Second-year offensive coordinator Kevin McGiven will also be a key to success here. He has probably more pieces and options at his disposal to help make the jump the Spartans need this year.
The secondary should hold steady this season or fair no worse than their 126th rank in passing yards allowed, which yielded 283.9 passing yards per game. They also struggled last year against teams with great receivers like Fresno State, Colorado State, Hawaii and Utah State, who expect to have great receiving corps this year, as well.
Hard-hitting safety Jonathan Lenard, acrobatic cornerback Nehemiah Shelton and running back turned cornerback Zamore Ziglar at corner left good impressions from last season that continued this Spring.
Though technically, this is still a worrisome area, several factors can help the secondary out:
1) Offensive time of possession
2) Consistent pressure from the defensive front
3) DC Derrick Odum’s play calling, which gained some notoriety stymieing teams like Oregon, San Diego State and Fresno State for good stretches.
The biggest area of concern is still around the running game.
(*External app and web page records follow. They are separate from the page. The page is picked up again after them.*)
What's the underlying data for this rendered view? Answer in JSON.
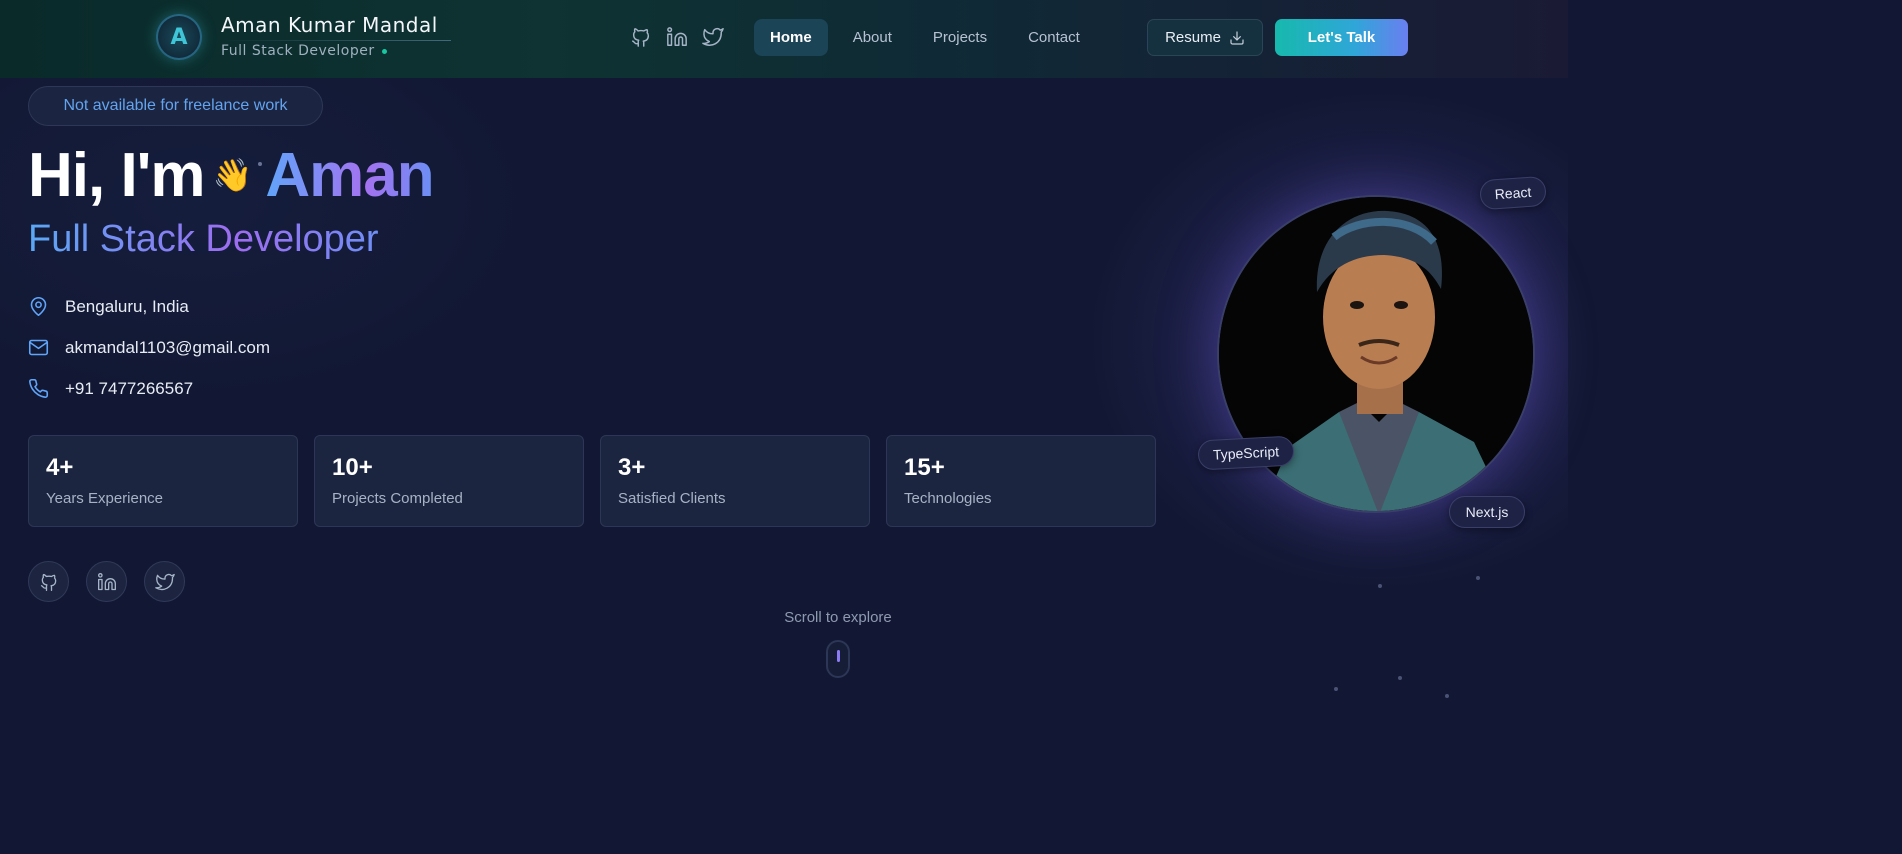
{
  "header": {
    "logo_letter": "A",
    "brand_name": "Aman Kumar Mandal",
    "brand_subtitle": "Full Stack Developer",
    "social_icons": [
      "github-icon",
      "linkedin-icon",
      "twitter-icon"
    ],
    "nav": [
      {
        "label": "Home",
        "active": true
      },
      {
        "label": "About",
        "active": false
      },
      {
        "label": "Projects",
        "active": false
      },
      {
        "label": "Contact",
        "active": false
      }
    ],
    "resume_label": "Resume",
    "talk_label": "Let's Talk"
  },
  "hero": {
    "availability": "Not available for freelance work",
    "greeting": "Hi, I'm",
    "wave": "👋",
    "name": "Aman",
    "role": "Full Stack Developer",
    "location": "Bengaluru, India",
    "email": "akmandal1103@gmail.com",
    "phone": "+91 7477266567",
    "stats": [
      {
        "value": "4+",
        "label": "Years Experience"
      },
      {
        "value": "10+",
        "label": "Projects Completed"
      },
      {
        "value": "3+",
        "label": "Satisfied Clients"
      },
      {
        "value": "15+",
        "label": "Technologies"
      }
    ],
    "scroll_hint": "Scroll to explore"
  },
  "avatar": {
    "tags": [
      "React",
      "TypeScript",
      "Next.js"
    ]
  },
  "colors": {
    "background": "#121833",
    "accent_blue": "#60a5fa",
    "accent_purple": "#a472f0",
    "accent_teal": "#17b9ad"
  }
}
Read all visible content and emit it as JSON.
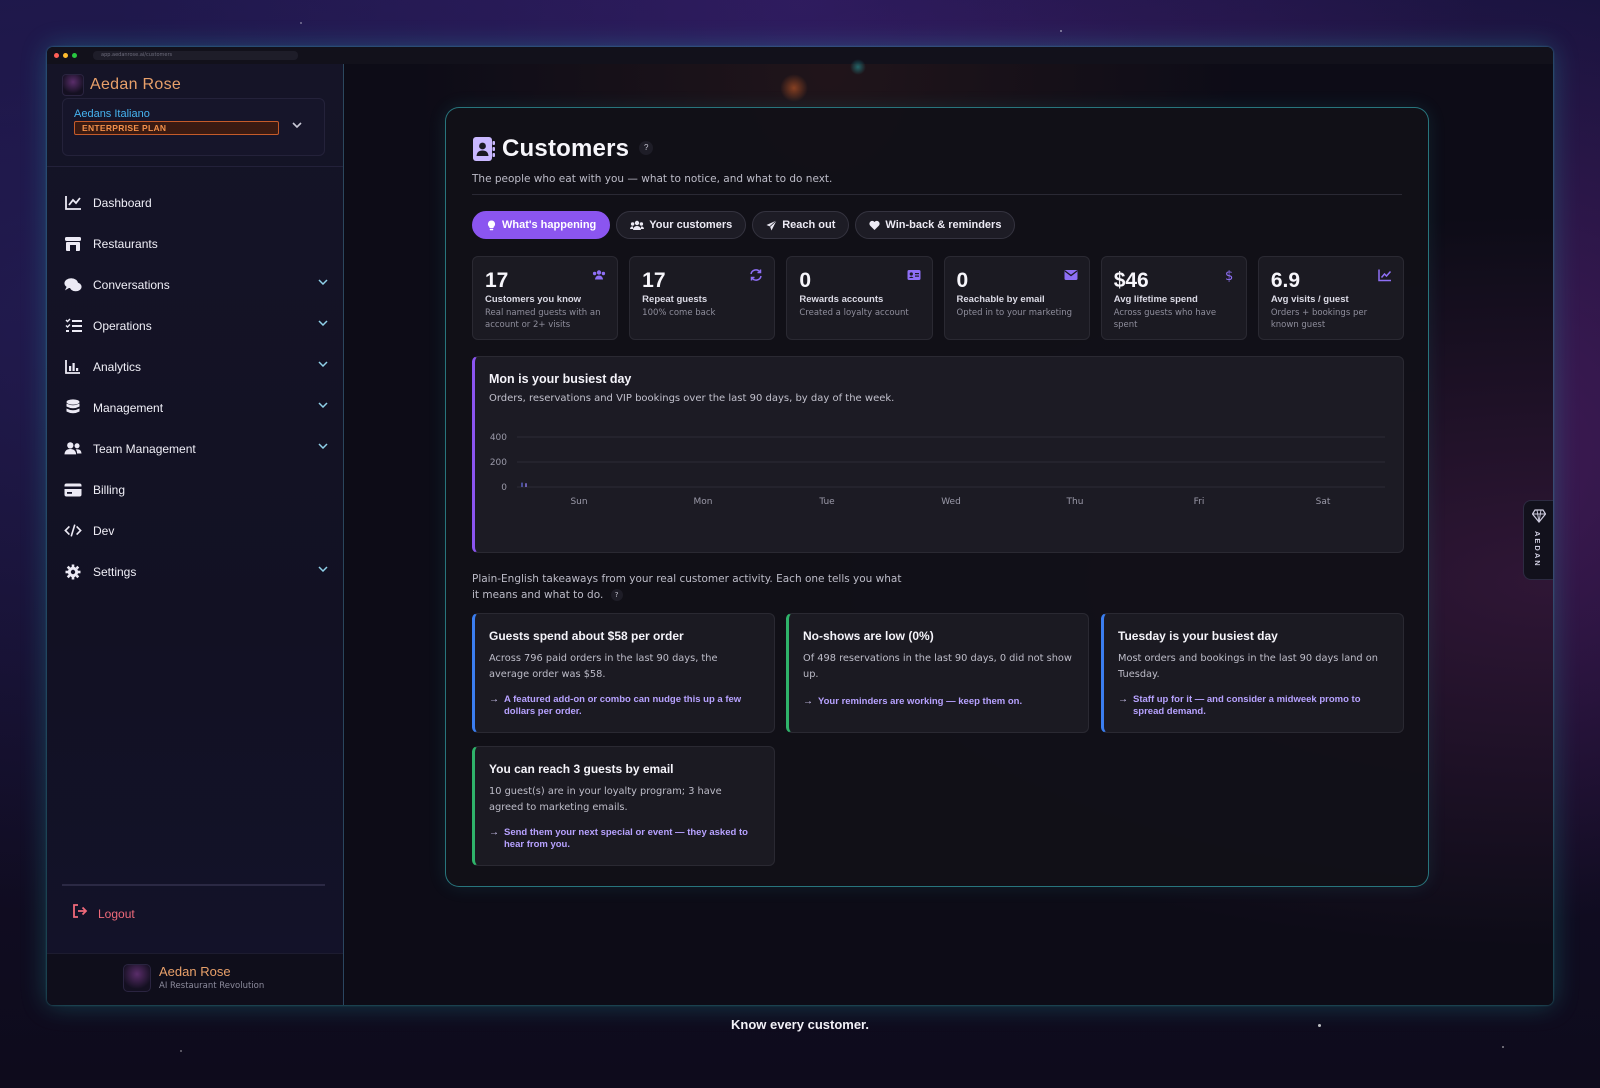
{
  "browser": {
    "url": "app.aedanrose.ai/customers"
  },
  "brand": {
    "name": "Aedan Rose",
    "tagline": "AI Restaurant Revolution"
  },
  "org": {
    "name": "Aedans Italiano",
    "plan": "ENTERPRISE PLAN"
  },
  "nav": [
    {
      "label": "Dashboard",
      "icon": "chart-line-icon",
      "expandable": false
    },
    {
      "label": "Restaurants",
      "icon": "store-icon",
      "expandable": false
    },
    {
      "label": "Conversations",
      "icon": "chat-bubbles-icon",
      "expandable": true
    },
    {
      "label": "Operations",
      "icon": "checklist-icon",
      "expandable": true
    },
    {
      "label": "Analytics",
      "icon": "bar-chart-icon",
      "expandable": true
    },
    {
      "label": "Management",
      "icon": "database-icon",
      "expandable": true
    },
    {
      "label": "Team Management",
      "icon": "users-icon",
      "expandable": true
    },
    {
      "label": "Billing",
      "icon": "credit-card-icon",
      "expandable": false
    },
    {
      "label": "Dev",
      "icon": "code-icon",
      "expandable": false
    },
    {
      "label": "Settings",
      "icon": "gear-icon",
      "expandable": true
    }
  ],
  "logout_label": "Logout",
  "page": {
    "title": "Customers",
    "help": "?",
    "subtitle": "The people who eat with you — what to notice, and what to do next."
  },
  "tabs": [
    {
      "label": "What's happening",
      "icon": "lightbulb-icon",
      "active": true
    },
    {
      "label": "Your customers",
      "icon": "users-icon",
      "active": false
    },
    {
      "label": "Reach out",
      "icon": "paper-plane-icon",
      "active": false
    },
    {
      "label": "Win-back & reminders",
      "icon": "heart-icon",
      "active": false
    }
  ],
  "stats": [
    {
      "value": "17",
      "label": "Customers you know",
      "desc": "Real named guests with an account or 2+ visits",
      "icon": "users-icon"
    },
    {
      "value": "17",
      "label": "Repeat guests",
      "desc": "100% come back",
      "icon": "repeat-icon"
    },
    {
      "value": "0",
      "label": "Rewards accounts",
      "desc": "Created a loyalty account",
      "icon": "id-card-icon"
    },
    {
      "value": "0",
      "label": "Reachable by email",
      "desc": "Opted in to your marketing",
      "icon": "envelope-icon"
    },
    {
      "value": "$46",
      "label": "Avg lifetime spend",
      "desc": "Across guests who have spent",
      "icon": "dollar-icon"
    },
    {
      "value": "6.9",
      "label": "Avg visits / guest",
      "desc": "Orders + bookings per known guest",
      "icon": "trend-chart-icon"
    }
  ],
  "chart_card": {
    "title": "Mon is your busiest day",
    "subtitle": "Orders, reservations and VIP bookings over the last 90 days, by day of the week."
  },
  "chart_data": {
    "type": "bar",
    "title": "Mon is your busiest day",
    "xlabel": "",
    "ylabel": "",
    "categories": [
      "Sun",
      "Mon",
      "Tue",
      "Wed",
      "Thu",
      "Fri",
      "Sat"
    ],
    "series": [
      {
        "values": [
          35,
          0,
          0,
          0,
          0,
          0,
          0
        ],
        "color": "#4a4f9a"
      },
      {
        "values": [
          30,
          0,
          0,
          0,
          0,
          0,
          0
        ],
        "color": "#6b5fb0"
      }
    ],
    "yticks": [
      0,
      200,
      400
    ],
    "ylim": [
      0,
      400
    ],
    "grid": true,
    "colors": {
      "axis_text": "#9a99a8",
      "grid": "#2c2b36"
    }
  },
  "takeaways": {
    "intro": "Plain-English takeaways from your real customer activity. Each one tells you what it means and what to do.",
    "help": "?",
    "items": [
      {
        "title": "Guests spend about $58 per order",
        "body": "Across 796 paid orders in the last 90 days, the average order was $58.",
        "action": "A featured add-on or combo can nudge this up a few dollars per order.",
        "accent": "blue"
      },
      {
        "title": "No-shows are low (0%)",
        "body": "Of 498 reservations in the last 90 days, 0 did not show up.",
        "action": "Your reminders are working — keep them on.",
        "accent": "green"
      },
      {
        "title": "Tuesday is your busiest day",
        "body": "Most orders and bookings in the last 90 days land on Tuesday.",
        "action": "Staff up for it — and consider a midweek promo to spread demand.",
        "accent": "blue"
      },
      {
        "title": "You can reach 3 guests by email",
        "body": "10 guest(s) are in your loyalty program; 3 have agreed to marketing emails.",
        "action": "Send them your next special or event — they asked to hear from you.",
        "accent": "green"
      }
    ]
  },
  "side_tab": {
    "label": "AEDAN",
    "icon": "diamond-icon"
  },
  "caption": "Know every customer."
}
Last year, it ranked last with only 61.5 yards per game, which contributed to one of the worst time of possession ratings in the FBS; meaning there were too many times the running game couldn’t help sustain drives or run down the clock, which contributed to some losses. In the Spring game, the starting backs struggled to get red zone yards and into the end zone.
Junior Tyler Nevens was the most reliable with 554 hard-earned run yards in 2018. Nevens expects to share time with Dejon Packer, but the Spartans seem to have a potential ace up their sleeve.
Three-star Texas recruit, Darrin Smith, could be the spark the program needs to revive not just the running attack, but the program itself. A true track sprinter (4.46 in the 40), Smith is also an athletic, all-purpose back, who can catch well. If the staff can loosen up the conservativeness even more to assess, teach and utilize Smith right away, Brennan and OC McGiven should do it. They’ve shown all the signs to take chances on young players before.
Sparta is chomping at the bit for a good season and dreaming of glass slippers. It’s what the community at-large needs just to start to re-recognize the program and what the conference and the SJS program as a whole needs in more ways than one.